Students who are emotionally unprepared for college have lower grades, are more likely to use drugs and alcohol and are more likely to consider transferring to a different school, compared with their peers who are more emotionally prepared, a new poll finds.
The results indicate that college readiness requires much more than a solid academic foundation, according to John MacPhee, Executive Director of the JED Foundation, one of the organizations that released the results of the National Harris Poll. "These findings are a call to action about the college readiness process," he said. "We need to consider students' emotional preparedness when we help prepare students for their transition from high school into college."
The poll of 1,502 first-year college students was also sponsored by the Partnership for Drug-Free Kids and The Jordan Porco Foundation.
A majority of all students (60 percent) wish they had gotten more help with emotional preparation for college; certain groups of students were more likely to agree with this statement than their counterparts; those with a lower GPA (66 percent vs. 55 percent higher GPA), regularly consumed drugs or alcohol (65 percent vs. 58 percent who did not), considered transferring or transferred to a different school (70 percent vs. 56 percent who did not), and rated their overall college experience as "terrible/poor" vs. "fair" or "excellent/good" (85 percent vs. 68 percent and 51 percent).
Students who reported regularly consuming drugs or alcohol during their first term were more likely than non-regular drug and alcohol users to rate their emotional health worse than their peers and experience negative emotions such as stress, anxiety and feeling overwhelmed. They also were more likely to say they had trouble getting the emotional support they needed during their first college term, and expressed a greater desire for help with emotional preparation for college.
"The findings about drug and alcohol use are important and surprising because they indicate students who are drinking and using drugs during their transition may be doing so because they are in distress," MacPhee said. "We know that transitions are a time of risk as it relates to substance abuse." The poll found 31 percent of respondents felt drinking is a normal part of the college experience, he noted. "This is worrisome," he said. "It speaks to the need to educate students in high school before the transition takes place."
Eighty-seven percent of students said that college preparation during high school focused more on academics than emotional readiness, and 50 percent said their independent living skills need improvement for college readiness.

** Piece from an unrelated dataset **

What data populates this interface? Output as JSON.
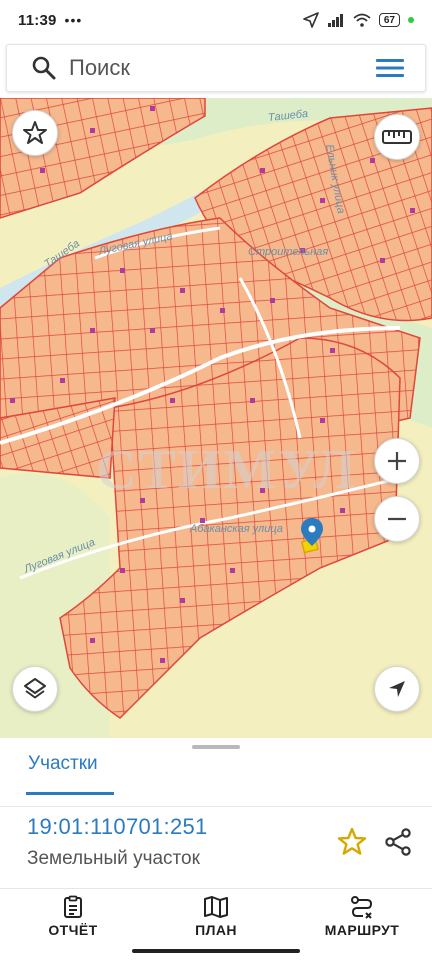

The poll found 57 percent felt a great deal of pressure to attend a well-known college, and 52 percent said high schools place a greater emphasis on college prestige than "fit."
One way parents can help their students is to encourage them to select a school with the best fit in terms of emotional wellbeing, instead of focusing on a school's prestige, MacPhee noted. They should also teach them coping skills such as managing their money and time, eating a healthy diet, exercising, and perhaps most important of all, getting enough sleep.
"Talk to your children about the social and emotional side of going to college, such as how to deal with potential conflicts with a roommate, and how to deal with loneliness, which can be a normal part of the transition from high school to college," said MacPhee.
If a student has some kind of physical or mental health issue, such as substance abuse or an eating disorder, parents should help arrange a care plan at college before the student starts. "Just as parents ask about academics and internships, they should also understand what kind of mental health services are available, and how the school supports students," he said.
The Jed and Clinton Health Health Matters program works directly with about 100 schools to assess and improve mental health services on campus. "A lot of schools are doing a good job—the key is for parents to help their students feel comfortable reaching out for services if they are struggling," MacPhee said.
Schools can always do a better job of communicating and promoting the availability of counseling services for students who are struggling, he said. "They can educate their faculty, coaches, RAs and anyone else in a position to recognize someone in distress, and direct the students to help. It's about promoting a culture of help-seeking, and owning it as a campuswide issue."
Source: Join Together and the Partnership for Drug-Free Kids